Journal of Power Sources ( IF 6.945 ) Pub Date : 2018-06-16 , DOI: 10.1016/j.jpowsour.2018.06.051 Krystyna Bachtin, Dominik Kramer, V.S.Kiran Chakravadhanula, Xiaoke Mu, Vanessa Trouillet, Maximilian Kaus, Sylvio Indris, Helmut Ehrenberg, Christina Roth

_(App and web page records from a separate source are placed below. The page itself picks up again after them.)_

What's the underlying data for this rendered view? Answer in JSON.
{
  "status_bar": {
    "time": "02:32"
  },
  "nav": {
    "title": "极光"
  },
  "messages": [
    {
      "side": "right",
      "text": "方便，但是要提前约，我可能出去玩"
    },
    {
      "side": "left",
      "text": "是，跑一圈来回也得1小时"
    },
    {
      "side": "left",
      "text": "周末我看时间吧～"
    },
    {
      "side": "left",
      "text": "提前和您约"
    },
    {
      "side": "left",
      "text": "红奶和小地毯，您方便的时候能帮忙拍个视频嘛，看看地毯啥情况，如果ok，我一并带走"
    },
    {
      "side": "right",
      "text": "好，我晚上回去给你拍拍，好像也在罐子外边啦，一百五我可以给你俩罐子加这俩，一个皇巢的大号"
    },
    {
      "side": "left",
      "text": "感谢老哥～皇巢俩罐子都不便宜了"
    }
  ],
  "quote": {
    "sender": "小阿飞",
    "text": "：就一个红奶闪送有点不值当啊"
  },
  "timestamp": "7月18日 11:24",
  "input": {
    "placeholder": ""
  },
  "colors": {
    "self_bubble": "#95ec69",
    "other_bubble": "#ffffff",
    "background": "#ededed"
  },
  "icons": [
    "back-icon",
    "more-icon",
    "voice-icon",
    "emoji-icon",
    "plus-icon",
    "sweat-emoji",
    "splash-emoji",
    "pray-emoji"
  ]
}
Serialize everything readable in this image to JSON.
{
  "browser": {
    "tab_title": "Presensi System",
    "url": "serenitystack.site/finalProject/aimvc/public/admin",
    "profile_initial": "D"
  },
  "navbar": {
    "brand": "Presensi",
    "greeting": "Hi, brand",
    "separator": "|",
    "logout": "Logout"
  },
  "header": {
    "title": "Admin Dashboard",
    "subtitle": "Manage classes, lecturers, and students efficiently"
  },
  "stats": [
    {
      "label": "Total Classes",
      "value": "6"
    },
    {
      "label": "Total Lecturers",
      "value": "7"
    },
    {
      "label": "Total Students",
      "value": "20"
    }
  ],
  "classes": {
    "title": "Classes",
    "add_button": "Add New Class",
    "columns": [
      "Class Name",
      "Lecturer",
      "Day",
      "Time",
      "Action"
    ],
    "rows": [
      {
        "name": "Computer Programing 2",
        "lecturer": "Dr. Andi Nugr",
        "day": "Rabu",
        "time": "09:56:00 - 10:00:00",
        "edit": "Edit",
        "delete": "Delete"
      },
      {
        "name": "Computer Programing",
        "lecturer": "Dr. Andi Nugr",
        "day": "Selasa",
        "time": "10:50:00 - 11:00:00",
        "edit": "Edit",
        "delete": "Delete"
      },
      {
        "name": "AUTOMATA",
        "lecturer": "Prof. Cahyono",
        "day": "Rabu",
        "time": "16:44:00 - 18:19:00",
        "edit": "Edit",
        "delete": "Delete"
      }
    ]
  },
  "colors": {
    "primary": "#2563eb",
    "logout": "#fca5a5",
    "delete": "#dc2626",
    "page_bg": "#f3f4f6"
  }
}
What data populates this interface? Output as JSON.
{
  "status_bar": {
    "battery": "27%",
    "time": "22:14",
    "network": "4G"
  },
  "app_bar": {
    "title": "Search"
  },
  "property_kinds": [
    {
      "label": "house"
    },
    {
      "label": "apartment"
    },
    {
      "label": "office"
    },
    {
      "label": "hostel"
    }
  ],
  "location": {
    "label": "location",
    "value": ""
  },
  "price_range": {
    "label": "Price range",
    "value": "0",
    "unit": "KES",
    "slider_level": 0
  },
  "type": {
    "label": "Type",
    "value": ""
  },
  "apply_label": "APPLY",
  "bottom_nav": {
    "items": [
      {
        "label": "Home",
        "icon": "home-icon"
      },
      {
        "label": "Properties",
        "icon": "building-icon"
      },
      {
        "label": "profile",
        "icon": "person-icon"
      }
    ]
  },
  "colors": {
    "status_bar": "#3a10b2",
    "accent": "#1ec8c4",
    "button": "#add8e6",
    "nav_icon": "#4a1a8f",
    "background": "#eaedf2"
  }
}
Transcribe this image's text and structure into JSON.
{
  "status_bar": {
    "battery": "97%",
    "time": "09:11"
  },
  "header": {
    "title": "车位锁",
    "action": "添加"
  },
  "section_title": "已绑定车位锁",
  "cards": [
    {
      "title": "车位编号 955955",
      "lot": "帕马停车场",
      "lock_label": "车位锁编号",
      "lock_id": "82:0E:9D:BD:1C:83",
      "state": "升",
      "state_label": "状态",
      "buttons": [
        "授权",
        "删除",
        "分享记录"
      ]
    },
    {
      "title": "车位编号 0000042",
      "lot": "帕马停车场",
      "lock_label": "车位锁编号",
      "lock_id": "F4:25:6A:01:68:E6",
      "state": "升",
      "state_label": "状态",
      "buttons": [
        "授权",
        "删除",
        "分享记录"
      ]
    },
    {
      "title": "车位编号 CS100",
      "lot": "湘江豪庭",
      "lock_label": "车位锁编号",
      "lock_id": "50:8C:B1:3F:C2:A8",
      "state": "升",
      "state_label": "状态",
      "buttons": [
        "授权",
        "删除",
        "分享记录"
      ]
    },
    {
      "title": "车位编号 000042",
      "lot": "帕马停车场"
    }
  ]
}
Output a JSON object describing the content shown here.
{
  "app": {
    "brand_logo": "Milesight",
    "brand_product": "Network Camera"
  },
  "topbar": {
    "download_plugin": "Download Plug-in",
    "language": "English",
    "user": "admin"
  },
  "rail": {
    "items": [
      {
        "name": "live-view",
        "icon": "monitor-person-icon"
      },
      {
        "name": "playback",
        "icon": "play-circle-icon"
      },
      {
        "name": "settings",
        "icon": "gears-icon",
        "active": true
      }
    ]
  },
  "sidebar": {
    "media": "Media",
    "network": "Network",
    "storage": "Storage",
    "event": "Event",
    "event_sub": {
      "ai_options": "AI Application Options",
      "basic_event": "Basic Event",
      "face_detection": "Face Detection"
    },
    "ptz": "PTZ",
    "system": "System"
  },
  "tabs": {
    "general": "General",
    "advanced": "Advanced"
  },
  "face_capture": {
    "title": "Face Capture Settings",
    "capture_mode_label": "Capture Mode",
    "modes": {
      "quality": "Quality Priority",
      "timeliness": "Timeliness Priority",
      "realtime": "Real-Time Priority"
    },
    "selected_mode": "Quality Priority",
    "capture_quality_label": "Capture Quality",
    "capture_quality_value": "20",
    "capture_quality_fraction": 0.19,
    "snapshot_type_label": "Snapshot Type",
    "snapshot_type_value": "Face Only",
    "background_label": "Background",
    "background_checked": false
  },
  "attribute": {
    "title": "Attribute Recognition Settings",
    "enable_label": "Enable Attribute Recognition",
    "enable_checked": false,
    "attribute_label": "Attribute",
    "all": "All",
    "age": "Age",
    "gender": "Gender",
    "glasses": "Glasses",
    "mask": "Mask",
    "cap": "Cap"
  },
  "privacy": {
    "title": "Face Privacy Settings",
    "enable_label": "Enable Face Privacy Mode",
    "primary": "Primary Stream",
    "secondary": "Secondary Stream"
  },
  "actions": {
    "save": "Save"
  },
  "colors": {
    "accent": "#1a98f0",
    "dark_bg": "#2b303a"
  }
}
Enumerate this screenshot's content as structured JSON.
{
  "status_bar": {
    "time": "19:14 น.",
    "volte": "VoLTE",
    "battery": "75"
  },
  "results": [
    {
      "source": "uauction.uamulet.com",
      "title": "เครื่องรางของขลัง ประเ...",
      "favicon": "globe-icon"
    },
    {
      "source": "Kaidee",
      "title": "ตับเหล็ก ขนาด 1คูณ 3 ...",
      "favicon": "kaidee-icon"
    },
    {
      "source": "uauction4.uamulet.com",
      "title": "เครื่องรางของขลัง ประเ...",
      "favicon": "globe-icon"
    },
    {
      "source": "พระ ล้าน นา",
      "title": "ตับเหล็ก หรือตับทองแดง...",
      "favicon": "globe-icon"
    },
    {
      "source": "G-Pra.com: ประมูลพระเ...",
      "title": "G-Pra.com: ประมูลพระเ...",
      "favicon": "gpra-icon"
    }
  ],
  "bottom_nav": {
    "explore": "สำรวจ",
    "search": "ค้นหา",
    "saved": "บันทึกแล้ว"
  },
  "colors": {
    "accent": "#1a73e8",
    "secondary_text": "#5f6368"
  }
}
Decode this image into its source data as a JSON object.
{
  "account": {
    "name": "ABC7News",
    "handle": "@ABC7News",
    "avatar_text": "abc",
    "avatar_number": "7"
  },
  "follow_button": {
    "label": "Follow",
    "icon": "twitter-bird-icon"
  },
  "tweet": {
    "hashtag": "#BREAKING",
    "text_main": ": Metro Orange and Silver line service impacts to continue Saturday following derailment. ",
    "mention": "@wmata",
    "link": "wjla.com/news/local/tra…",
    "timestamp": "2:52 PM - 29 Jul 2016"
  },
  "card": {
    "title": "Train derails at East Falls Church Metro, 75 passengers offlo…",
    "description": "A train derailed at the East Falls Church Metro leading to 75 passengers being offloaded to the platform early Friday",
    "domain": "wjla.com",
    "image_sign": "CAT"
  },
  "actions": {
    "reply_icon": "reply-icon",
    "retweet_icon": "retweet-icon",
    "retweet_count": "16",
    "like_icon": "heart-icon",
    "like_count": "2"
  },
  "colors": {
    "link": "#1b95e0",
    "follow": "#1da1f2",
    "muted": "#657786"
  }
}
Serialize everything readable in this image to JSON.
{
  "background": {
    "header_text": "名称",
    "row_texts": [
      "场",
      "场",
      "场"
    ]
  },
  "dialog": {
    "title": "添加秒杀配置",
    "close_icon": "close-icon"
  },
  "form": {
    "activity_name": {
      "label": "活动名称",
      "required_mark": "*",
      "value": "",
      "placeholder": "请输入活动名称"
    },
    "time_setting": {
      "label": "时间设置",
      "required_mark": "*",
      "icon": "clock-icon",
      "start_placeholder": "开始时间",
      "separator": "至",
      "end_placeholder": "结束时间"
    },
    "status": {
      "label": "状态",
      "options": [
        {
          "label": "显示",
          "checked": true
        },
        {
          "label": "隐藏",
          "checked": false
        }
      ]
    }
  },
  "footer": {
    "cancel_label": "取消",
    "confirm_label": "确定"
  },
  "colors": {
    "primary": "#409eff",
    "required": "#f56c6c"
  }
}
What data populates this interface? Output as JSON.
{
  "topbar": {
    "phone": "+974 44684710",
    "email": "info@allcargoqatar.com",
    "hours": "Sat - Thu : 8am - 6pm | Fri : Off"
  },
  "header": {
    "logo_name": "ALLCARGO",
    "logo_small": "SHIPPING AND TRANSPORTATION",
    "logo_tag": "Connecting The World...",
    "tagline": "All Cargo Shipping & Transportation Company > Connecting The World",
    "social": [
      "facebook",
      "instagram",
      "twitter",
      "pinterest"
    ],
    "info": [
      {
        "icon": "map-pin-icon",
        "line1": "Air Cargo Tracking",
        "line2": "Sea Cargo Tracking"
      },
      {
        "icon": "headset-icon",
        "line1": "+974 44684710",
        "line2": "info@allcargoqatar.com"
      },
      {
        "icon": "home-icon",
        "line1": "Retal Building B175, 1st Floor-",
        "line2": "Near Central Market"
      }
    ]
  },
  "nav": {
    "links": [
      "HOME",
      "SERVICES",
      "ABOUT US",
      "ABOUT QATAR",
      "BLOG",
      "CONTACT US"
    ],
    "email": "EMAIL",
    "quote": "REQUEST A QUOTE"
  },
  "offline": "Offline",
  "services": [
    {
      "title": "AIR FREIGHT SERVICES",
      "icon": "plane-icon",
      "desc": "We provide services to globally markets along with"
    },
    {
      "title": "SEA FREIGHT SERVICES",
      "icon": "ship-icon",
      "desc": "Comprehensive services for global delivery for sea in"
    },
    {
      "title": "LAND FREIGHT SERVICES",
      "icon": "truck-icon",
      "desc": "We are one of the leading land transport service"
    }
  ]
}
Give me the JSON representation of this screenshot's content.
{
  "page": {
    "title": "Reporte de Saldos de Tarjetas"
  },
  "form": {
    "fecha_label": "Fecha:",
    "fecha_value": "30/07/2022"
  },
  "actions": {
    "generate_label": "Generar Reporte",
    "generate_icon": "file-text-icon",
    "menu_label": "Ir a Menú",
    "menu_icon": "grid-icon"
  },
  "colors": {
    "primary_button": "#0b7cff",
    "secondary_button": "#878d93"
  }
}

Electrodes prepared by electrospinning often exhibit an activation behavior, i. e. they are reaching their full capacity only after numerous charge and discharge cycles. The activation mechanism can be explained by the improvement of the accessibility of Li+ ions to the active particles of the cathode, which increases with the number of cycles. It is assumed that, as an effect of cycling, the dense, impermeable carbon layer which covers the active material due to the carbonization step during processing cracks and delaminates, allowing this way the Li+ ions to access the active material and to intercalate into it. This has been confirmed by scanning and transmission electron microscopy performed in correlation with the electrochemical performance of electrospun electrodes. However, with even further cycling a decrease in capacity is observed. The microscopic results suggest that this is partly caused by cracks at the carbon-LiFePO4 interfaces. Thus, the cracking responsible for the activation of the electrospun electrodes at the beginning of cycling seems also to cause a part of their degradation at the end of their life. Another slow degradation mechanism confirmed by scanning electron microscopy and by X-ray photoelectron spectroscopy is the ongoing formation of a cathode electrolyte interphase.